Exercise prompt: Where in the data below does the word "科大讯飞" appear? Copy every line that has it.

===

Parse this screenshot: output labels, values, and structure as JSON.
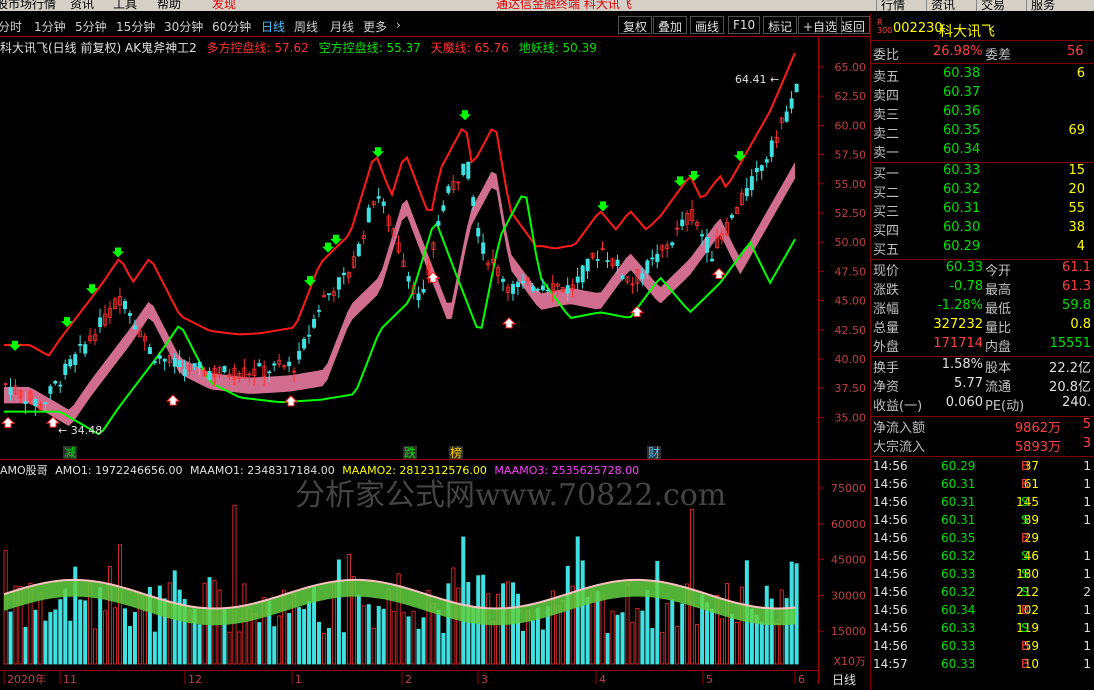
{
  "menu": {
    "items": [
      "股市场行情",
      "资讯",
      "工具",
      "帮助",
      "发现"
    ],
    "center": "通达信金融终端   科大讯飞",
    "right": [
      "行情",
      "资讯",
      "交易",
      "服务"
    ]
  },
  "periods": [
    "分时",
    "1分钟",
    "5分钟",
    "15分钟",
    "30分钟",
    "60分钟",
    "日线",
    "周线",
    "月线",
    "更多"
  ],
  "period_active": "日线",
  "tool_buttons": [
    "复权",
    "叠加",
    "画线",
    "F10",
    "标记",
    "+自选",
    "返回"
  ],
  "chart": {
    "title": "科大讯飞(日线 前复权) AK鬼斧神工2",
    "legend_top": [
      {
        "text": "多方控盘线: 57.62",
        "color": "#ff3030"
      },
      {
        "text": "空方控盘线: 55.37",
        "color": "#00e000"
      },
      {
        "text": "天魔线: 65.76",
        "color": "#ff3030"
      },
      {
        "text": "地妖线: 50.39",
        "color": "#00e000"
      }
    ],
    "price_ticks": [
      "65.00",
      "62.50",
      "60.00",
      "57.50",
      "55.00",
      "52.50",
      "50.00",
      "47.50",
      "45.00",
      "42.50",
      "40.00",
      "37.50",
      "35.00"
    ],
    "high_label": "64.41",
    "low_label": "34.48",
    "tags": [
      {
        "text": "减",
        "color": "#00e000"
      },
      {
        "text": "跌",
        "color": "#00e000"
      },
      {
        "text": "榜",
        "color": "#ffcc00"
      },
      {
        "text": "财",
        "color": "#4ec0ff"
      }
    ],
    "legend_bottom": [
      {
        "text": "AMO股哥",
        "color": "#e0e0e0"
      },
      {
        "text": "AMO1: 1972246656.00",
        "color": "#e0e0e0"
      },
      {
        "text": "MAAMO1: 2348317184.00",
        "color": "#e0e0e0"
      },
      {
        "text": "MAAMO2: 2812312576.00",
        "color": "#ffff00"
      },
      {
        "text": "MAAMO3: 2535625728.00",
        "color": "#ff40ff"
      }
    ],
    "vol_ticks": [
      "75000",
      "60000",
      "45000",
      "30000",
      "15000"
    ],
    "vol_unit": "X10万",
    "x_labels": [
      "2020年",
      "11",
      "12",
      "1",
      "2",
      "3",
      "4",
      "5",
      "6"
    ],
    "footer_tab": "日线",
    "watermark": "分析家公式网www.70822.com"
  },
  "panel": {
    "code": "002230",
    "name": "科大讯飞",
    "badge": "R\n300",
    "wei_bi_label": "委比",
    "wei_bi": "26.98%",
    "wei_cha_label": "委差",
    "wei_cha": "56",
    "asks": [
      {
        "label": "卖五",
        "price": "60.38",
        "vol": "6"
      },
      {
        "label": "卖四",
        "price": "60.37",
        "vol": ""
      },
      {
        "label": "卖三",
        "price": "60.36",
        "vol": ""
      },
      {
        "label": "卖二",
        "price": "60.35",
        "vol": "69"
      },
      {
        "label": "卖一",
        "price": "60.34",
        "vol": ""
      }
    ],
    "bids": [
      {
        "label": "买一",
        "price": "60.33",
        "vol": "15"
      },
      {
        "label": "买二",
        "price": "60.32",
        "vol": "20"
      },
      {
        "label": "买三",
        "price": "60.31",
        "vol": "55"
      },
      {
        "label": "买四",
        "price": "60.30",
        "vol": "38"
      },
      {
        "label": "买五",
        "price": "60.29",
        "vol": "4"
      }
    ],
    "stats": [
      {
        "l1": "现价",
        "v1": "60.33",
        "c1": "grn",
        "l2": "今开",
        "v2": "61.1",
        "c2": "red"
      },
      {
        "l1": "涨跌",
        "v1": "-0.78",
        "c1": "grn",
        "l2": "最高",
        "v2": "61.3",
        "c2": "red"
      },
      {
        "l1": "涨幅",
        "v1": "-1.28%",
        "c1": "grn",
        "l2": "最低",
        "v2": "59.8",
        "c2": "grn"
      },
      {
        "l1": "总量",
        "v1": "327232",
        "c1": "yel",
        "l2": "量比",
        "v2": "0.8",
        "c2": "yel"
      },
      {
        "l1": "外盘",
        "v1": "171714",
        "c1": "red",
        "l2": "内盘",
        "v2": "15551",
        "c2": "grn"
      }
    ],
    "stats2": [
      {
        "l1": "换手",
        "v1": "1.58%",
        "l2": "股本",
        "v2": "22.2亿"
      },
      {
        "l1": "净资",
        "v1": "5.77",
        "l2": "流通",
        "v2": "20.8亿"
      },
      {
        "l1": "收益(一)",
        "v1": "0.060",
        "l2": "PE(动)",
        "v2": "240."
      }
    ],
    "flows": [
      {
        "label": "净流入额",
        "value": "9862万",
        "extra": "5"
      },
      {
        "label": "大宗流入",
        "value": "5893万",
        "extra": "3"
      }
    ],
    "ticks": [
      {
        "t": "14:56",
        "p": "60.29",
        "pc": "grn",
        "v": "37",
        "bs": "B",
        "n": "1"
      },
      {
        "t": "14:56",
        "p": "60.31",
        "pc": "grn",
        "v": "61",
        "bs": "B",
        "n": "1"
      },
      {
        "t": "14:56",
        "p": "60.31",
        "pc": "grn",
        "v": "145",
        "bs": "S",
        "n": "1"
      },
      {
        "t": "14:56",
        "p": "60.31",
        "pc": "grn",
        "v": "89",
        "bs": "S",
        "n": "1"
      },
      {
        "t": "14:56",
        "p": "60.35",
        "pc": "grn",
        "v": "29",
        "bs": "B",
        "n": ""
      },
      {
        "t": "14:56",
        "p": "60.32",
        "pc": "grn",
        "v": "46",
        "bs": "S",
        "n": "1"
      },
      {
        "t": "14:56",
        "p": "60.33",
        "pc": "grn",
        "v": "180",
        "bs": "S",
        "n": "1"
      },
      {
        "t": "14:56",
        "p": "60.32",
        "pc": "grn",
        "v": "212",
        "bs": "S",
        "n": "2"
      },
      {
        "t": "14:56",
        "p": "60.34",
        "pc": "grn",
        "v": "102",
        "bs": "B",
        "n": "1"
      },
      {
        "t": "14:56",
        "p": "60.33",
        "pc": "grn",
        "v": "119",
        "bs": "S",
        "n": "1"
      },
      {
        "t": "14:56",
        "p": "60.33",
        "pc": "grn",
        "v": "59",
        "bs": "B",
        "n": "1"
      },
      {
        "t": "14:57",
        "p": "60.33",
        "pc": "grn",
        "v": "10",
        "bs": "B",
        "n": "1"
      }
    ]
  }
}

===

Task result:
    "center": "通达信金融终端   科大讯飞",
    "title": "科大讯飞(日线 前复权) AK鬼斧神工2",
    "name": "科大讯飞",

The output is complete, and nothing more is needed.